Looking at its business in China, Nestle is cautious about expectations.
"Regarding China, we are experiencing an interesting growth," Mr. Roger said. "Actually, if you look at the last three months we were having mid-single-digit growth in China, which is good, which is satisfactory. And there, once again, we see an improvement, which we are very pleased with, post cleaning of some inventory issues. So we are pleased with that. That being said, I want to be careful. As you saw and as you read and as you heard over the last couple of days, there is a lot of volatility today in China. So we are satisfied with what we have seen and the turnaround that we see in China. That being said, we are very careful about the outlook, given the volatile trading environment."
Summarizing Nestle's business through July 1, Mr. Roger said results were broad-based, sustainable, consistent and in line with the company's expectations. They were achieved despite some difficult circumstances in the global operating environment and some headwinds.

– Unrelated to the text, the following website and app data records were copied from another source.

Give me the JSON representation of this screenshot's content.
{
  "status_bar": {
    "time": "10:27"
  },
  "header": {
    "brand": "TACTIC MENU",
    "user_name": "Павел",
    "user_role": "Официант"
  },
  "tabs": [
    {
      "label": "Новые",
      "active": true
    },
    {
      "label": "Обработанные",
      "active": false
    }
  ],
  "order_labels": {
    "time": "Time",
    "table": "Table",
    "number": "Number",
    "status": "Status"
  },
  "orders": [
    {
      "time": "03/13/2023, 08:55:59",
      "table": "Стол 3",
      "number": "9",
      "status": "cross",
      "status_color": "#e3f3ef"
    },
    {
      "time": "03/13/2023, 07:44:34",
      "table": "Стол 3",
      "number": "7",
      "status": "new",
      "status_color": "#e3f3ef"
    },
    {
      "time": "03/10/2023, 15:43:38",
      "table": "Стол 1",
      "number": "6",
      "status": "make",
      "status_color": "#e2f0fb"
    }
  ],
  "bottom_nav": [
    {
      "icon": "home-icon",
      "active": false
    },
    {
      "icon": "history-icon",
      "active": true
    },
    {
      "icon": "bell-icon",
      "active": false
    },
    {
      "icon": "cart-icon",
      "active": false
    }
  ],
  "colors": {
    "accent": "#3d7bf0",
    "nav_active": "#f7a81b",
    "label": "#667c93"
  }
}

"After six weeks on the job I've been really impressed by the capacity of Nestle to deliver on more than one dimension, both short and long term, across geographies, both in terms of strategy and execution, and to work on both the P.&L. as well as the balance sheet and the cash flow," Mr. Roger said. "The first half is, in my opinion, an excellent illustration of this unique capability. Let me just provide a few examples. We have delivered both top- and bottom-line growth both in developed and emerging markets, and across all three zones. We have been able to drive efficiencies, and we have been able to reinvest in the business in the form of consumer-facing marketing activities as well as R.&D. We improved operating performance and working capital. We saw good performances from Zone EMENA, Nestle Waters, Nestle Health Science, Nestle Skin Health, Nestle Professional, pet care and beverage systems."
He zeroed in on the U.S. frozen foods market and China as major areas of focus for Nestle for the second half of 2015.
"So altogether I believe that these results allow us to confirm the outlook for the full year," he said. "And I'll repeat what the outlook is. We aim to achieve organic growth of around 5%, with improvement in margins, with improvement in underlying earnings per share in constant currencies as well as improvement in capital efficiency."